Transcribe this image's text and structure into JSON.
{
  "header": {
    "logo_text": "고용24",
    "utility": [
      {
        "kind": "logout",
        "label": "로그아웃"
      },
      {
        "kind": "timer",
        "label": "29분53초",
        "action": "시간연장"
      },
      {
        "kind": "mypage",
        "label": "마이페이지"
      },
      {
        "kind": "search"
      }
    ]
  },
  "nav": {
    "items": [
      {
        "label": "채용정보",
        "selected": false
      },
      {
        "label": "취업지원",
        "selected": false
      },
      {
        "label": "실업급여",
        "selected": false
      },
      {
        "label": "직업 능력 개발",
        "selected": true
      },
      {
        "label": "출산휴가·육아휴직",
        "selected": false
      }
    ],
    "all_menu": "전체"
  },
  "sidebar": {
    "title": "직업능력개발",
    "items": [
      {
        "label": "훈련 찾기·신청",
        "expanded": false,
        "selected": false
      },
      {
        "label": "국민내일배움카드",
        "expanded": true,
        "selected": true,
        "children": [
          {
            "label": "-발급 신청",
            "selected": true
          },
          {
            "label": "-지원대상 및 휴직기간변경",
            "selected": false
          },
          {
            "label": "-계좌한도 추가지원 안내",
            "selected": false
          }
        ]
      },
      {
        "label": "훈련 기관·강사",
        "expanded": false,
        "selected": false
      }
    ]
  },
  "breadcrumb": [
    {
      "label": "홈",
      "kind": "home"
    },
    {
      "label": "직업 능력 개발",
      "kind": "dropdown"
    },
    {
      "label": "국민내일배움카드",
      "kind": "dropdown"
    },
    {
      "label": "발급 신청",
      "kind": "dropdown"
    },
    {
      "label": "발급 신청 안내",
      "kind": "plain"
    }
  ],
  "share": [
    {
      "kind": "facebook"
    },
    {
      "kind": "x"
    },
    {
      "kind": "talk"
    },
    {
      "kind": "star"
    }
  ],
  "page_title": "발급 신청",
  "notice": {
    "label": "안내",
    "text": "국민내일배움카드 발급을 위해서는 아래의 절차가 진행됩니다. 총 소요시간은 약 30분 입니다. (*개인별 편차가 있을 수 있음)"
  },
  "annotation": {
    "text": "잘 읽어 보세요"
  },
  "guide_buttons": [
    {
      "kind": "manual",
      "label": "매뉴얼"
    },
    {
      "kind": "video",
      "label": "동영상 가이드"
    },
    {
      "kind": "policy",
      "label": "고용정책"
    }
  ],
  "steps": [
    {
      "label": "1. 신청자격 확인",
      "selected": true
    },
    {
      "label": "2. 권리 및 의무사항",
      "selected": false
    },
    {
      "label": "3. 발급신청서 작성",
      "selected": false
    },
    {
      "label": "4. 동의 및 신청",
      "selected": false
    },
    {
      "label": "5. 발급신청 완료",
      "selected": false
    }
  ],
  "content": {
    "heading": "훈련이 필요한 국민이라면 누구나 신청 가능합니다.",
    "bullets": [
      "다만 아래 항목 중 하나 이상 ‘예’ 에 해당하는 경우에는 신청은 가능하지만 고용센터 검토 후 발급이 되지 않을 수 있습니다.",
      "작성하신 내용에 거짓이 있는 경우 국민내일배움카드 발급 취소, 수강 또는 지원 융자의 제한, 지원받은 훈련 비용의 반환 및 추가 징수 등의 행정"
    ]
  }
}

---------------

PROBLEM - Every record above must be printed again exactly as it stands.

TASK RESPONSE -
Transcribe this image's text and structure into JSON.
{
  "header": {
    "logo_text": "고용24",
    "utility": [
      {
        "kind": "logout",
        "label": "로그아웃"
      },
      {
        "kind": "timer",
        "label": "29분53초",
        "action": "시간연장"
      },
      {
        "kind": "mypage",
        "label": "마이페이지"
      },
      {
        "kind": "search"
      }
    ]
  },
  "nav": {
    "items": [
      {
        "label": "채용정보",
        "selected": false
      },
      {
        "label": "취업지원",
        "selected": false
      },
      {
        "label": "실업급여",
        "selected": false
      },
      {
        "label": "직업 능력 개발",
        "selected": true
      },
      {
        "label": "출산휴가·육아휴직",
        "selected": false
      }
    ],
    "all_menu": "전체"
  },
  "sidebar": {
    "title": "직업능력개발",
    "items": [
      {
        "label": "훈련 찾기·신청",
        "expanded": false,
        "selected": false
      },
      {
        "label": "국민내일배움카드",
        "expanded": true,
        "selected": true,
        "children": [
          {
            "label": "-발급 신청",
            "selected": true
          },
          {
            "label": "-지원대상 및 휴직기간변경",
            "selected": false
          },
          {
            "label": "-계좌한도 추가지원 안내",
            "selected": false
          }
        ]
      },
      {
        "label": "훈련 기관·강사",
        "expanded": false,
        "selected": false
      }
    ]
  },
  "breadcrumb": [
    {
      "label": "홈",
      "kind": "home"
    },
    {
      "label": "직업 능력 개발",
      "kind": "dropdown"
    },
    {
      "label": "국민내일배움카드",
      "kind": "dropdown"
    },
    {
      "label": "발급 신청",
      "kind": "dropdown"
    },
    {
      "label": "발급 신청 안내",
      "kind": "plain"
    }
  ],
  "share": [
    {
      "kind": "facebook"
    },
    {
      "kind": "x"
    },
    {
      "kind": "talk"
    },
    {
      "kind": "star"
    }
  ],
  "page_title": "발급 신청",
  "notice": {
    "label": "안내",
    "text": "국민내일배움카드 발급을 위해서는 아래의 절차가 진행됩니다. 총 소요시간은 약 30분 입니다. (*개인별 편차가 있을 수 있음)"
  },
  "annotation": {
    "text": "잘 읽어 보세요"
  },
  "guide_buttons": [
    {
      "kind": "manual",
      "label": "매뉴얼"
    },
    {
      "kind": "video",
      "label": "동영상 가이드"
    },
    {
      "kind": "policy",
      "label": "고용정책"
    }
  ],
  "steps": [
    {
      "label": "1. 신청자격 확인",
      "selected": true
    },
    {
      "label": "2. 권리 및 의무사항",
      "selected": false
    },
    {
      "label": "3. 발급신청서 작성",
      "selected": false
    },
    {
      "label": "4. 동의 및 신청",
      "selected": false
    },
    {
      "label": "5. 발급신청 완료",
      "selected": false
    }
  ],
  "content": {
    "heading": "훈련이 필요한 국민이라면 누구나 신청 가능합니다.",
    "bullets": [
      "다만 아래 항목 중 하나 이상 ‘예’ 에 해당하는 경우에는 신청은 가능하지만 고용센터 검토 후 발급이 되지 않을 수 있습니다.",
      "작성하신 내용에 거짓이 있는 경우 국민내일배움카드 발급 취소, 수강 또는 지원 융자의 제한, 지원받은 훈련 비용의 반환 및 추가 징수 등의 행정"
    ]
  }
}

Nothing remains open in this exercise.